With her articles on Penn Station and other developments—some executed, others not—in lower Manhattan, Huxtable helped to catalyze the historic preservation movement and became its nominal patron saint. But her honored status was immaterial to her; some years later, historic preservation had evolved into a risible bastion of conservatism, nostalgia and muddle-headed standards, she searingly castigated preservationists for having gone too far. Similarly, Huxtable recognized early on that Robert Venturi and Denise Scott Brown, along with other historicist post-modernists, were launching an important critique of corporate modernism. But she never became an ideological convert, rightly condemning the flat, brightly colored festoons on Michael Graves’ Portland City Hall and the Chippendale top of Philip Johnson and John Burgee’s AT&T tower in Manhattan as so many decorative tails pinned on unworthy donkeys. More recently, Huxtable trenchantly attacked today’s starchitects (and their clients) for an excess of what she dubbed “helicopter architecture”: flamboyant, form-driven, pictorial buildings dropped into host cities with little regard for local culture, urban context or environment, and often with little regard, indeed, for a person’s actual experience of them on the ground.
Any one of Huxtable's contributions to architecture would earn her lasting renown. Her writing helped bring architecture critical to national and international prominence; she helped instigate the historic preservation movement at a time when developers were razing whatever they could to squeeze every inch of profit from their land; she championed historicist post-modernism with an open mind, but also with clear eyes and discerning if occasionally contestable judgment.
But Huxtable’s contributions should be seen to extend beyond architecture: she developed standards for criticism that critics of any art would do well to emulate. What are these standards? She followed talent, not money. She was gracious and she was also hard-hitting. She recognized that architecture is more than art, but she also recognized that it is art, and helped convinced generations of readers, including me, that it’s a kind of art that everyone deserves. She had forceful opinions, but she was also flexible. And she always looked at what was in front of her, judging buildings by what she saw, not by what the architect had intended to do, or by what aesthetic or intellectual position she believed a building might represent.
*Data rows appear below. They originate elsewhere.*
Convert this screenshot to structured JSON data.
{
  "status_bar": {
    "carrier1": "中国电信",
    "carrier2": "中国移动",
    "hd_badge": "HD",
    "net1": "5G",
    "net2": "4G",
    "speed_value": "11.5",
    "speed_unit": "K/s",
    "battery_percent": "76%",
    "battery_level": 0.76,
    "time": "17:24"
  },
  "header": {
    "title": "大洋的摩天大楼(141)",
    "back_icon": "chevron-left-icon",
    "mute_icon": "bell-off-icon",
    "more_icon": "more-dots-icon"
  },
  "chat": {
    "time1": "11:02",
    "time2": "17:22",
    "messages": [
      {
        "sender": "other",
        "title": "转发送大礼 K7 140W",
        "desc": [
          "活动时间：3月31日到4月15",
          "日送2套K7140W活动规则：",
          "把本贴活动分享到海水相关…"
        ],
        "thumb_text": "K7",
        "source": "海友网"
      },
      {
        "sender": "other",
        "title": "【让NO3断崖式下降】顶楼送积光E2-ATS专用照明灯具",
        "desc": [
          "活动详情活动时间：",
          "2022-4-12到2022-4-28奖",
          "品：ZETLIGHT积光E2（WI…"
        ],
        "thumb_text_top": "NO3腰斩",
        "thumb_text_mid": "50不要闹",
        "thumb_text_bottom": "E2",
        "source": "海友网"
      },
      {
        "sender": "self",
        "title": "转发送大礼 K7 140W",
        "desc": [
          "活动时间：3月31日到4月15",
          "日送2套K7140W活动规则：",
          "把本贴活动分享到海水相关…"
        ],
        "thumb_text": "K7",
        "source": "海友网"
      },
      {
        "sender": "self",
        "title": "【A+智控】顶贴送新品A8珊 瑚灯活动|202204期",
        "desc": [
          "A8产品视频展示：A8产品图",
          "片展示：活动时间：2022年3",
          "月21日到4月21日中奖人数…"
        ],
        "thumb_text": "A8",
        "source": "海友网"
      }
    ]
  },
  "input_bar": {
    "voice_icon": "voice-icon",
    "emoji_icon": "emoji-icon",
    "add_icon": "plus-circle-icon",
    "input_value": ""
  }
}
Her virtue of looking at and seeing what was actually in front of her, however, also meant that she chose to leave one important critical task to others. Articulating a vision and a program for architecture and urban design is also the purview of the critic, as necessary as explaining why this or that new building or development project is good or bad. But Huxtable always demurred, humbly insisting that she was only a journalist trying to make it to the next deadline, and a historian with a healthily skeptical approach to all doctrines. But this is a doctrine, too, a kind of Burkean conservatism that effectively champions small-scale, incremental adjustments to what already exists. Such caution, in line with the times and sympathetically in tune with her better-known colleague, Jane Jacobs, had its place as a corrective. But it’s a doctrine that ultimately inhibits progress along the lines that Huxtable cherished and would have celebrated: toward an informed, forward-looking citizenry, and public officials held accountable to a clearly articulated and deeply understood vision of the common good.